Skirble: "Just confirm it."

Guinn: "Just confirm that the status is the same. Click back to here. And, this shows the habitat on the tree and we determine whether there is any type of problem areas in or around the tree. Some of these listings are hardwood, pine, shrubs and basically we identify whether those hardwoods or pines or shrubs, whether it is sparse, moderate or dense and then at what height so that we know what type of actions we need to take to make sure that the habitat around the tree is preferable for the Red Cockaded woodpecker."

As Erin Guinn enters that data, co-worker Beth Evans props a telescopic pole with an oblong-shaped camera on top on another tree. Jackie Britcher says the "tree top peeper," as it is called, gives the field biologist a way besides climbing up a long ladder, to take a closer look.

Britcher: "These were made specifically for woodpecker cavities. She is going to turn on the switch and we can see what is inside the cavity."

Skirble: "Well? Do we have anything in there?"

Evans: "Usually we will see eggs or nestlings or even the adult will still be in there in the nest, but currently we are looking at a whole bunch of chips on the bottom of the cavity. The bird has been in there working on it. They lay their eggs on a bed of chips."

Biologists like Beth Evans with the Endangered Species Branch repeat this procedure for every RCW tree on Fort Bragg. Centralized computer data speeds up the process and allows managers to focus on recovery goals.

Jackie Britcher says species protection is central to the military mission.

Britcher: "And hopefully, the purpose is so that other species will not be listed which is of course a benefit to military training."

Skirble: "So, when you look around here are you happy with what you see?"

Britcher: "Absolutely!
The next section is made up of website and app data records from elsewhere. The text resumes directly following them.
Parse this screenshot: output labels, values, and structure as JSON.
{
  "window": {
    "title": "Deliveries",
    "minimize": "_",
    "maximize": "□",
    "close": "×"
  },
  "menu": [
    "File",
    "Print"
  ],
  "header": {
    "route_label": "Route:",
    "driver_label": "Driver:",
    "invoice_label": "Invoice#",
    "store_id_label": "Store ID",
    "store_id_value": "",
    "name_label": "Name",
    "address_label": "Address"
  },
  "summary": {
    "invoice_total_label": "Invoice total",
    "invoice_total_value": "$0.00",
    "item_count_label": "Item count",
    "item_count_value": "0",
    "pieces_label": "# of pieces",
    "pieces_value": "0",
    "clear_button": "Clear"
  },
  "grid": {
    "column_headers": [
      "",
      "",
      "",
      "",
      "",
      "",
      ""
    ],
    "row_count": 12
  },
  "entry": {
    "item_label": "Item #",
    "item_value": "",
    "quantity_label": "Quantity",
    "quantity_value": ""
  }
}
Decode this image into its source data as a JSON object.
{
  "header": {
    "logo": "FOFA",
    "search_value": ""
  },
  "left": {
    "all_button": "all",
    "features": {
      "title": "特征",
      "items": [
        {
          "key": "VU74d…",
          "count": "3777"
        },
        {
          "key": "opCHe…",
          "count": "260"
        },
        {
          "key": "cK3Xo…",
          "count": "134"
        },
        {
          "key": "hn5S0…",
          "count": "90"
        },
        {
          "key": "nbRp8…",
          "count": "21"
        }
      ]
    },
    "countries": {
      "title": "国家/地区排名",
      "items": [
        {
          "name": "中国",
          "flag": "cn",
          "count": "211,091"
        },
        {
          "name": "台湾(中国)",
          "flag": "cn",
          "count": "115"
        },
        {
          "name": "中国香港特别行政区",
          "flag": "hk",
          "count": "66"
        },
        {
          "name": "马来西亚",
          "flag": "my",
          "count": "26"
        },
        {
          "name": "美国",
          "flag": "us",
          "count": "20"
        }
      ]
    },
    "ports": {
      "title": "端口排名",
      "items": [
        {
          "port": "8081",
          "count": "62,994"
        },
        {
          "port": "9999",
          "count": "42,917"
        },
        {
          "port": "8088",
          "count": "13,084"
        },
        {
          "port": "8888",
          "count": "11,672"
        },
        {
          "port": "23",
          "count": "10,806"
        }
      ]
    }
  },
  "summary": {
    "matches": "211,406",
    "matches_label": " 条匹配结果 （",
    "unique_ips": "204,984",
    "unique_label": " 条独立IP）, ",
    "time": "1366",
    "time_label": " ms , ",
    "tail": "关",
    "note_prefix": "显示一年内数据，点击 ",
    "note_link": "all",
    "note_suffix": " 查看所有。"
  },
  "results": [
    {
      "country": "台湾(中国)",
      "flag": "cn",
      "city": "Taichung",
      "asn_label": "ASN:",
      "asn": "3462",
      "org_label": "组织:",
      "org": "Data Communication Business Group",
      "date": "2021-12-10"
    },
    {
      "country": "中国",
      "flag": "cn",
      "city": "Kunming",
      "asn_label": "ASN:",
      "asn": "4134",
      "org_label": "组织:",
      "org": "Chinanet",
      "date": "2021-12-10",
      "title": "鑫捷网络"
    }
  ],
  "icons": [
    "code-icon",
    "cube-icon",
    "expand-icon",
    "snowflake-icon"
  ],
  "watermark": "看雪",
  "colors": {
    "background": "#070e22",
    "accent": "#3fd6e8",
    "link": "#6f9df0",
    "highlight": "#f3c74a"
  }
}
Fort Bragg looks better than it ever has in my time here!"

Jackie Britcher says as a result the Red Cockaded woodpecker population is slowly, but steadily, increasing.

Credit for the success of this protection effort is being shared with many people outside Fort Bragg's gates, including private landowners, businesspeople, federal and state officials and environmental groups.

Among them is the Nature Conservancy, which purchased land adjacent to Fort Bragg as part of a joint program with the military to prevent encroaching development.

Rick Studenmund directs the group's effort. He applauds Fort Bragg for its active role in promoting good stewardship on and off the base.

"The really neat part about this collaboration and the strange bedfellows that exist with the army walking side by side with a conservation organization is that we are working together on habitat conservation at a large scale," he says. "That also protects one of the most important military readiness facilities in the United States. So it is really a win-win situation for nature and for our military forces."

Rick Studenmund says that collaboration is what will eventually take the Red Cockaded Woodpecker off the Endangered Species list. Its recovery is expected within the decade.